Ingredients

  • 500ml/18fl oz Irish stout, such as Guinness, opened in advance if possible
  • 1 large free-range egg, at room temperature, separated
  • 30g/1oz dark muscovado sugar
  • 2 tbsp extra virgin olive oil
  • 2 tbsp black treacle
  • 300g/10½oz dark rye flour
  • 300g/10½oz strong white bread flour
  • 25g/1oz cocoa
  • 1 tsp activated charcoal (optional)
  • 4 tsp nigella seeds, plus 1 tsp for sprinkling
  • 4 tsp caraway seeds
  • 4 tsp fennel seeds
  • ¼ tsp (1g, but it’s hard to get it to register on the scales) fast-action dried yeast
  • 1¼ tsp fine sea salt , for greasing

To serve


Additional Recipe Notes

  1. I have added olives and rosemary into this bread which gives the bread some extra flavour. If olives or rosemary are not your cup of tea then you can leave one or both of these ingredients out - this will give you other options for enjoying the nut and seed bread with sweeter toppings such as chia jam, homemade nutella or almond butter if you prefer.
  2. This bread can be sliced and frozen for later use if needed. This is not like your usual doughy type of bread, it is very dense, so thin slices work better.

Additional Notes on Soaking the Nuts and seeds:

  1. I have left the nuts and seeds in this bread to semi soak in minimal water for better digestion and absorption. This helps soften the outer shell which is a good idea, particularly if you have a sensitive digestive system. It is my personal belief that any soaking is better than none (just make sure you rinse the nuts well afterwards). Soaking nuts may help break down phytic acid which can interfere with the absorption of minerals. By soaking the nuts beforehand you can help increase the nutritional value of the bread and the nuts and seeds are easier to digest and absorb.
  2. I have tried making this bread a variety of times using different soaking methods and not soaking at all. When soaking the nuts using the more traditional methods of submerging the nuts completely in water the bread has come out too wet and does not hold together as well and can be very crumbly. The method I have used is from my own personal experience of trying to balance making a simple recipe that works well alongside making it as nutritious as possible.
  3. In my personal experience with clients in clinic, I have found that people with a healthy digestive system can tolerate a certain amount of phytic acid, particularly when balanced with a varied and healthy diet. If you find it difficult to digest nuts then soaking or using activated nuts is definitely recommended.
  4. If you use nuts and seeds that are already activated (soaked then dehydrated) then this you will NOT need to use the cup of water that is listed in the ingredients.
  5. To soak or not to soak is a personal preference and completely up to the individual 🙂

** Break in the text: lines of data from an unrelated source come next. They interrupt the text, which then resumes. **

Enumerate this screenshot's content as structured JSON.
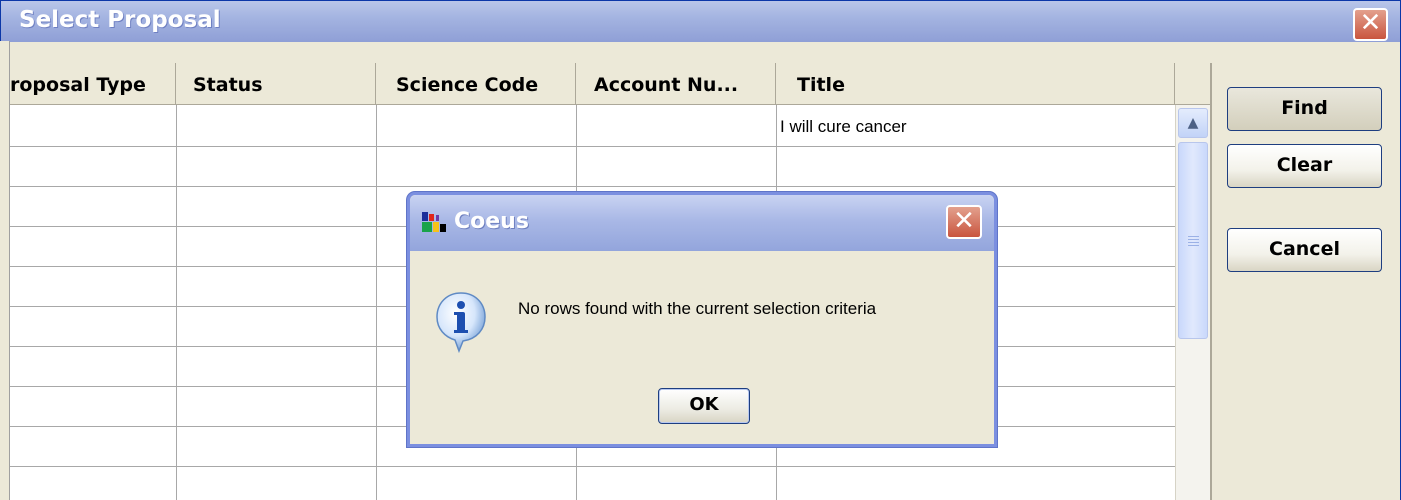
{
  "window": {
    "title": "Select Proposal",
    "close_glyph": "✕"
  },
  "table": {
    "columns": [
      "roposal Type",
      "Status",
      "Science Code",
      "Account Nu...",
      "Title"
    ],
    "rows": [
      [
        "",
        "",
        "",
        "",
        "I will cure cancer"
      ]
    ]
  },
  "scrollbar": {
    "up_glyph": "▲"
  },
  "buttons": {
    "find": "Find",
    "clear": "Clear",
    "cancel": "Cancel"
  },
  "dialog": {
    "title": "Coeus",
    "close_glyph": "✕",
    "message": "No rows found with the current selection criteria",
    "ok": "OK",
    "icon": "info-icon"
  },
  "colors": {
    "titlebar": "#a4b4e1",
    "close_button": "#c9553f",
    "face": "#ece9d8"
  }
}
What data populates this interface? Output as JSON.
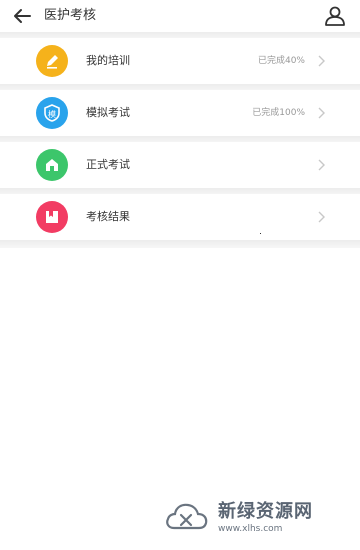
{
  "header": {
    "back_icon": "arrow-left-icon",
    "title": "医护考核",
    "user_icon": "user-icon"
  },
  "rows": [
    {
      "label": "我的培训",
      "status": "已完成40%",
      "icon": "pencil-icon",
      "color": "#f5b21b"
    },
    {
      "label": "模拟考试",
      "status": "已完成100%",
      "icon": "mock-exam-icon",
      "color": "#29a3ec"
    },
    {
      "label": "正式考试",
      "status": "",
      "icon": "house-icon",
      "color": "#3cc66b"
    },
    {
      "label": "考核结果",
      "status": "",
      "icon": "bookmark-icon",
      "color": "#f23c63"
    }
  ],
  "icon_glyphs": {
    "mock": "模"
  },
  "watermark": {
    "title": "新绿资源网",
    "url": "www.xlhs.com"
  }
}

If you are looking for some homemade spreads to enjoy with this bread you may like to try.

Other recipes you might like:

I hope you enjoy this recipe! Please let me know how you got on in the comments below, I love hearing from you!

For more tasty recipes and to see what I&rsquove been getting up to you can follow me on Facebook, Instagram, Pinterest or Twitter.


Black Chia Seed and Sweet Potato Swirl Milk Bread

The list of bakes from other TFL'ers I want to do keeps piling up, so I decided to start trying a few of them. First up on the list was Benny's swirl milk bread. Didn't execute it as well as the master, but didn't come out too bad for the first attempt. :-) Followed the method exactly as outlined in the post link below. Only change. I did not have black sesame seeds, so opted for black chia seeds. I couldn't find a purple sweet potato, but I found a Garnet yam, and the color from the yam held nicely.

Overall, the bake went well. Had a bit of a blowout on one side. Looks like I might have rolled the white dough a little too thin in that spot. The only real trouble was the chia seeds. I didn't realize how much water they absorbed, and I only had about half of them in when the dough became unworkable. I started to add water back in, and then realized that chia seeds are "mucusy" too. Turned into a slimy mess. But. slowly but surely got enough moisture back into the dough to make it pliable and workable. So, my black is more of a charcoal gray, but the flavor is good!


Watch the video: 4 INGREDIENTS GLUTEN-FREE BREAD RECIPE. Vegan (August 2022).